- ACTIVITY
Only lines containing the word "title" belong in the answer; copy each one from the records.

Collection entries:

──────────────────────────────

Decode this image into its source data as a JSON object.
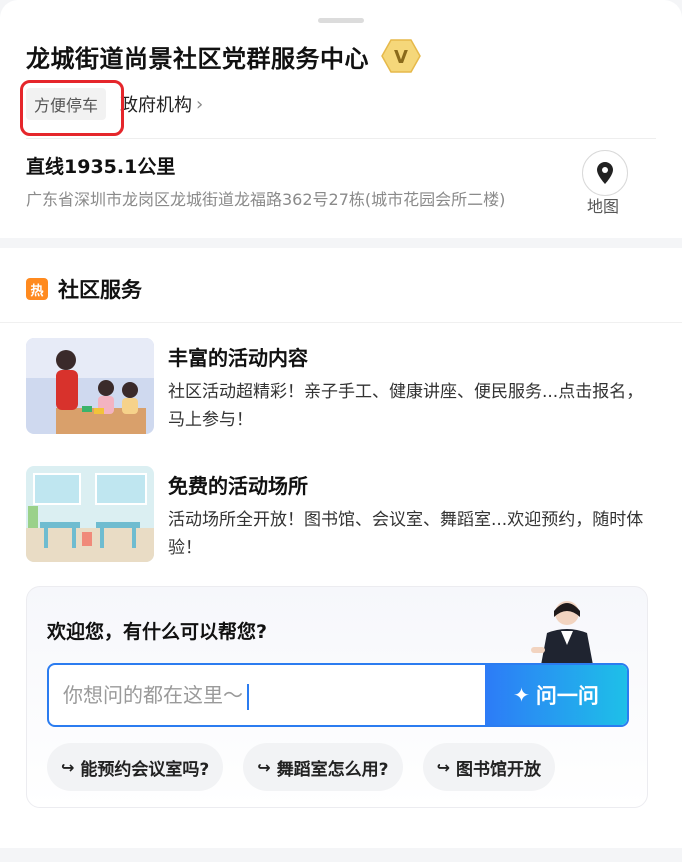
{
  "place": {
    "title": "龙城街道尚景社区党群服务中心",
    "badge_letter": "V",
    "tag": "方便停车",
    "category_link": "政府机构",
    "distance": "直线1935.1公里",
    "address": "广东省深圳市龙岗区龙城街道龙福路362号27栋(城市花园会所二楼)",
    "map_label": "地图"
  },
  "section": {
    "hot_icon": "热",
    "title": "社区服务"
  },
  "services": [
    {
      "title": "丰富的活动内容",
      "desc": "社区活动超精彩！亲子手工、健康讲座、便民服务...点击报名，马上参与！"
    },
    {
      "title": "免费的活动场所",
      "desc": "活动场所全开放！图书馆、会议室、舞蹈室...欢迎预约，随时体验！"
    }
  ],
  "assistant": {
    "greeting": "欢迎您，有什么可以帮您?",
    "placeholder": "你想问的都在这里～",
    "ask_button": "问一问",
    "chips": [
      "能预约会议室吗?",
      "舞蹈室怎么用?",
      "图书馆开放"
    ]
  },
  "colors": {
    "accent_blue": "#2b7cf0",
    "hot_orange": "#ff8a1f",
    "highlight_red": "#e5262b"
  }
}
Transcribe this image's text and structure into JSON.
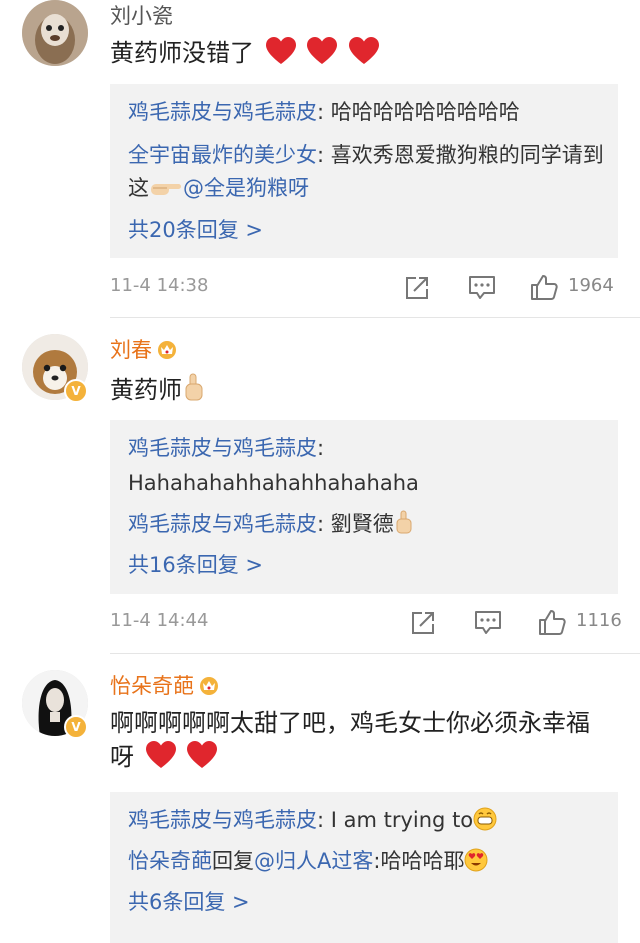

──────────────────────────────

- TASK SOLUTION
    "title": "龙城街道尚景社区党群服务中心",
    "title": "社区服务"
      "title": "丰富的活动内容",
      "title": "免费的活动场所",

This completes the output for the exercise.